What the task asks: Below this task are records; return each one exactly and omit its images.

Information shown:
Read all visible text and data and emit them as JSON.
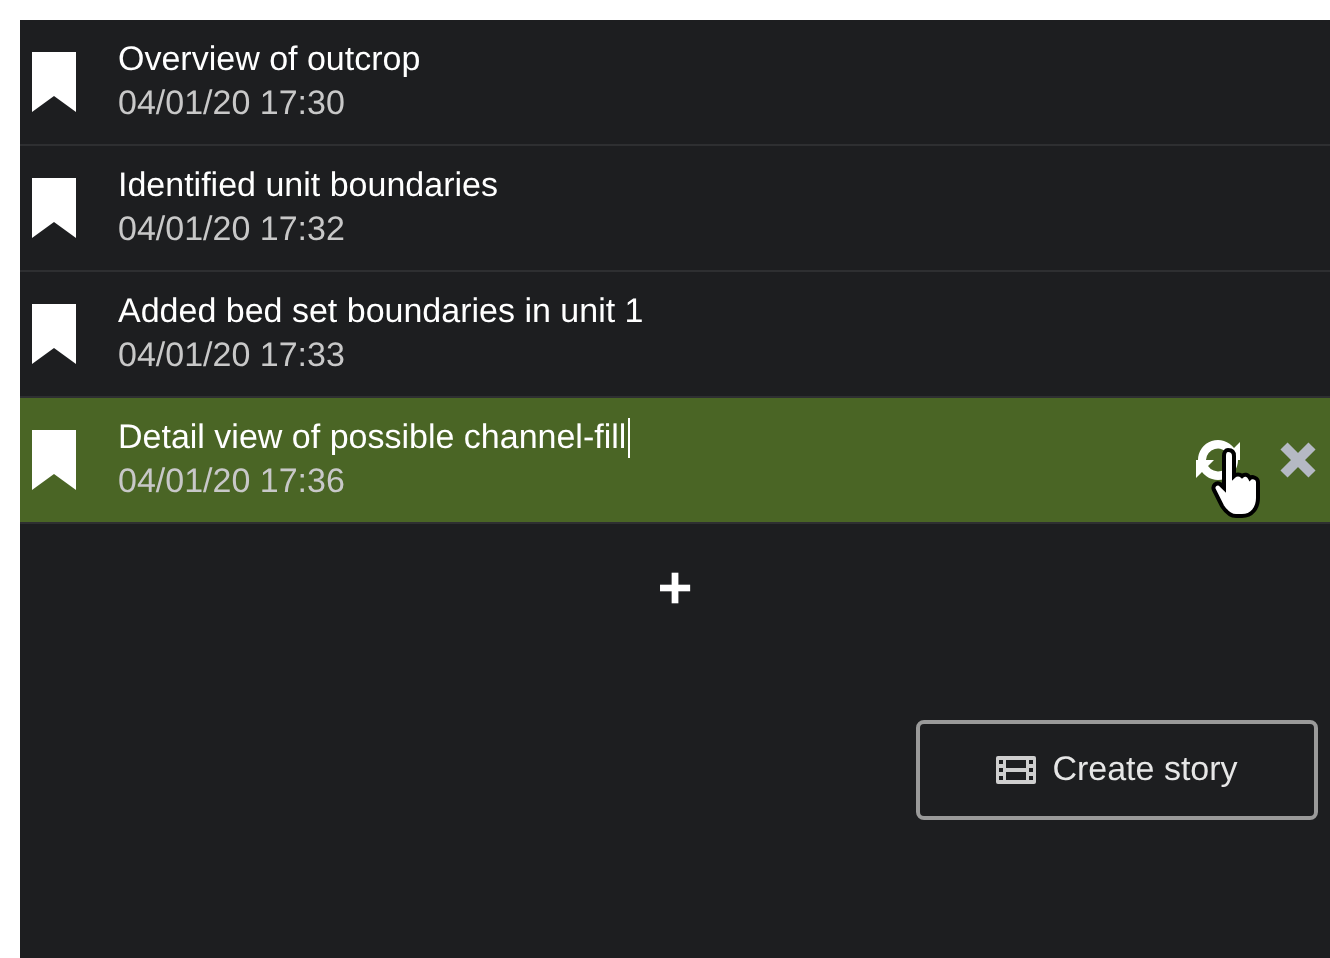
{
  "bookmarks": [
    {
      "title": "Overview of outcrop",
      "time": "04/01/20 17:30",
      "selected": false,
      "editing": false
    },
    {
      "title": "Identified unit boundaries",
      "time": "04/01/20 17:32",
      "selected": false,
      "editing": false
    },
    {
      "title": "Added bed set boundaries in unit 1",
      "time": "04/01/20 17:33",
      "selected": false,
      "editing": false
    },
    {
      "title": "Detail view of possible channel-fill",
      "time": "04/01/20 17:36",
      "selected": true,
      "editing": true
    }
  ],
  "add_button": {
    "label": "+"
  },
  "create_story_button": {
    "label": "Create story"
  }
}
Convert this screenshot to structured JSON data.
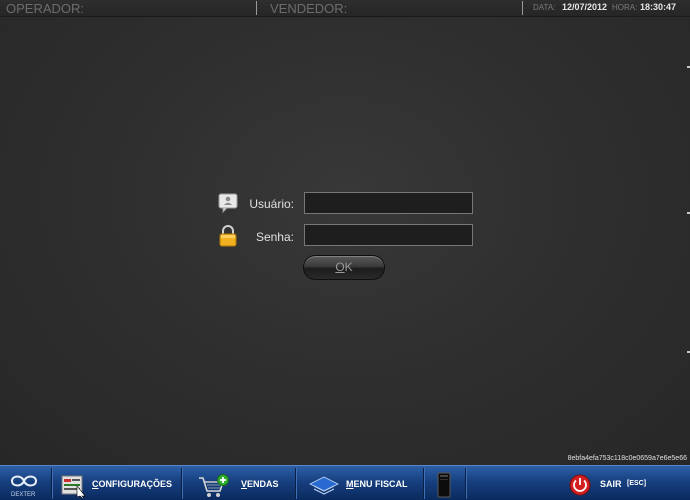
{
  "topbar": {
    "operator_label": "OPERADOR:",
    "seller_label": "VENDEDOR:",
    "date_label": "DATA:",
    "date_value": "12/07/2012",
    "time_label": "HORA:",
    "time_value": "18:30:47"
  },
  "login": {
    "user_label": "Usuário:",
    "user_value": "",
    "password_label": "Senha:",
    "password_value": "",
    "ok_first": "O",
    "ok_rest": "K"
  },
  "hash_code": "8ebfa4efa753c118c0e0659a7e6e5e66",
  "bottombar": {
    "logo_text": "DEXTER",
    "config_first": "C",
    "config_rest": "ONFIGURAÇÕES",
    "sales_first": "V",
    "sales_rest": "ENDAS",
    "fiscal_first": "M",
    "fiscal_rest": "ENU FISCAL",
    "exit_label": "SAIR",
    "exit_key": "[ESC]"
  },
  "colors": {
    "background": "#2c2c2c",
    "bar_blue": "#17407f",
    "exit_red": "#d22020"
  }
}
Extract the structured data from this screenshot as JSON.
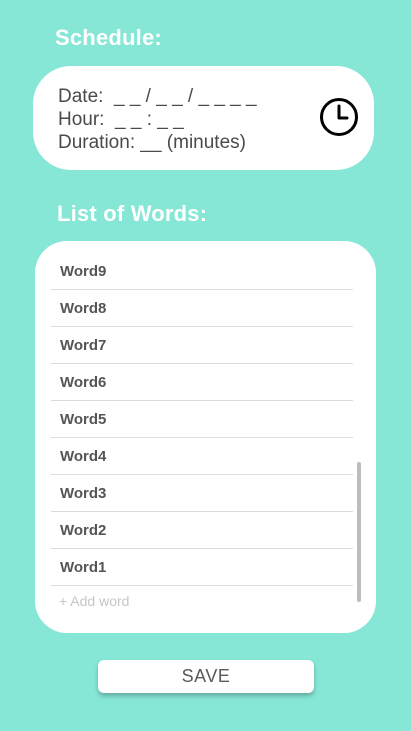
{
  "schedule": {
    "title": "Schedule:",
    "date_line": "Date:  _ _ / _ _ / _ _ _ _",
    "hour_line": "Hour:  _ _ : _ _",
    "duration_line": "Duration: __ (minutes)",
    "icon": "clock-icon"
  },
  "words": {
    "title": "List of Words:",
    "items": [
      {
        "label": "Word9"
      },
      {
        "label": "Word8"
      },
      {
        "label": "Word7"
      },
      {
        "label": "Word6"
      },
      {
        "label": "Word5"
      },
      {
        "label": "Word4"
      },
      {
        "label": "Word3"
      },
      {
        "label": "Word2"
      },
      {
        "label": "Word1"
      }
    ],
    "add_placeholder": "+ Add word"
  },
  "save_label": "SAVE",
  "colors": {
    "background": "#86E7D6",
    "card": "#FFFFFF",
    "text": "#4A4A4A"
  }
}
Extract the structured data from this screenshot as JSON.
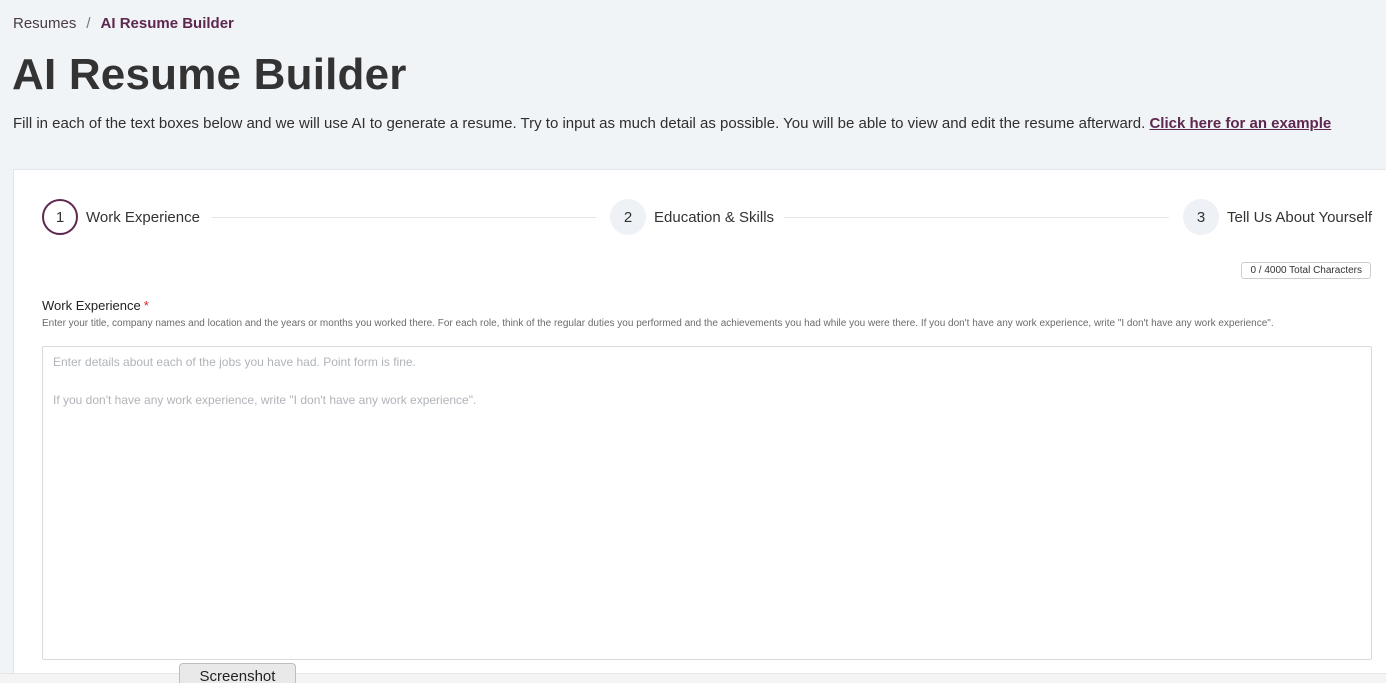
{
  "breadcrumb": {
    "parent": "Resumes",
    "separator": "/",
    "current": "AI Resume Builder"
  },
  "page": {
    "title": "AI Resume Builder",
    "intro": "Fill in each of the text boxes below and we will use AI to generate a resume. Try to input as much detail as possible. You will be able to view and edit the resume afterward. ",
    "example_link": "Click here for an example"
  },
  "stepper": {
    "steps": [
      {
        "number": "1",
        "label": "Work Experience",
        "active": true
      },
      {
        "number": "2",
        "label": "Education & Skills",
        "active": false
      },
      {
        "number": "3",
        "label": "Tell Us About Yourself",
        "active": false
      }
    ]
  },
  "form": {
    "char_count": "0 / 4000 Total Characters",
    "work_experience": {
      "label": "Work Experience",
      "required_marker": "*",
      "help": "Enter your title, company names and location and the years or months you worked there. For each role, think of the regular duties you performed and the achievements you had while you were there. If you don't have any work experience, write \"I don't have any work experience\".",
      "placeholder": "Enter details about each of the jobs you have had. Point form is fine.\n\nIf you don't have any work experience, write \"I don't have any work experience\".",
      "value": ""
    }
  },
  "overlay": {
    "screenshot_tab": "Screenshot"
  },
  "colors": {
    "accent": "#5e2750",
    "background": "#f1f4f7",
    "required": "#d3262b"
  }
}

Response area:
Read all visible text and data and emit them as JSON.
{
  "bookmarks": [
    {
      "title": "Overview of outcrop",
      "time": "04/01/20 17:30",
      "selected": false,
      "editing": false
    },
    {
      "title": "Identified unit boundaries",
      "time": "04/01/20 17:32",
      "selected": false,
      "editing": false
    },
    {
      "title": "Added bed set boundaries in unit 1",
      "time": "04/01/20 17:33",
      "selected": false,
      "editing": false
    },
    {
      "title": "Detail view of possible channel-fill",
      "time": "04/01/20 17:36",
      "selected": true,
      "editing": true
    }
  ],
  "add_button": {
    "label": "+"
  },
  "create_story_button": {
    "label": "Create story"
  }
}
Convert this screenshot to structured JSON data.
{
  "topbar": {
    "operator_label": "OPERADOR:",
    "seller_label": "VENDEDOR:",
    "date_label": "DATA:",
    "date_value": "12/07/2012",
    "time_label": "HORA:",
    "time_value": "18:30:47"
  },
  "login": {
    "user_label": "Usuário:",
    "user_value": "",
    "password_label": "Senha:",
    "password_value": "",
    "ok_first": "O",
    "ok_rest": "K"
  },
  "hash_code": "8ebfa4efa753c118c0e0659a7e6e5e66",
  "bottombar": {
    "logo_text": "DEXTER",
    "config_first": "C",
    "config_rest": "ONFIGURAÇÕES",
    "sales_first": "V",
    "sales_rest": "ENDAS",
    "fiscal_first": "M",
    "fiscal_rest": "ENU FISCAL",
    "exit_label": "SAIR",
    "exit_key": "[ESC]"
  },
  "colors": {
    "background": "#2c2c2c",
    "bar_blue": "#17407f",
    "exit_red": "#d22020"
  }
}
Extract the structured data from this screenshot as JSON.
{
  "schedule": {
    "title": "Schedule:",
    "date_line": "Date:  _ _ / _ _ / _ _ _ _",
    "hour_line": "Hour:  _ _ : _ _",
    "duration_line": "Duration: __ (minutes)",
    "icon": "clock-icon"
  },
  "words": {
    "title": "List of Words:",
    "items": [
      {
        "label": "Word9"
      },
      {
        "label": "Word8"
      },
      {
        "label": "Word7"
      },
      {
        "label": "Word6"
      },
      {
        "label": "Word5"
      },
      {
        "label": "Word4"
      },
      {
        "label": "Word3"
      },
      {
        "label": "Word2"
      },
      {
        "label": "Word1"
      }
    ],
    "add_placeholder": "+ Add word"
  },
  "save_label": "SAVE",
  "colors": {
    "background": "#86E7D6",
    "card": "#FFFFFF",
    "text": "#4A4A4A"
  }
}
Extract the structured data from this screenshot as JSON.
{
  "breadcrumb": {
    "parent": "Resumes",
    "separator": "/",
    "current": "AI Resume Builder"
  },
  "page": {
    "title": "AI Resume Builder",
    "intro": "Fill in each of the text boxes below and we will use AI to generate a resume. Try to input as much detail as possible. You will be able to view and edit the resume afterward. ",
    "example_link": "Click here for an example"
  },
  "stepper": {
    "steps": [
      {
        "number": "1",
        "label": "Work Experience",
        "active": true
      },
      {
        "number": "2",
        "label": "Education & Skills",
        "active": false
      },
      {
        "number": "3",
        "label": "Tell Us About Yourself",
        "active": false
      }
    ]
  },
  "form": {
    "char_count": "0 / 4000 Total Characters",
    "work_experience": {
      "label": "Work Experience",
      "required_marker": "*",
      "help": "Enter your title, company names and location and the years or months you worked there. For each role, think of the regular duties you performed and the achievements you had while you were there. If you don't have any work experience, write \"I don't have any work experience\".",
      "placeholder": "Enter details about each of the jobs you have had. Point form is fine.\n\nIf you don't have any work experience, write \"I don't have any work experience\".",
      "value": ""
    }
  },
  "overlay": {
    "screenshot_tab": "Screenshot"
  },
  "colors": {
    "accent": "#5e2750",
    "background": "#f1f4f7",
    "required": "#d3262b"
  }
}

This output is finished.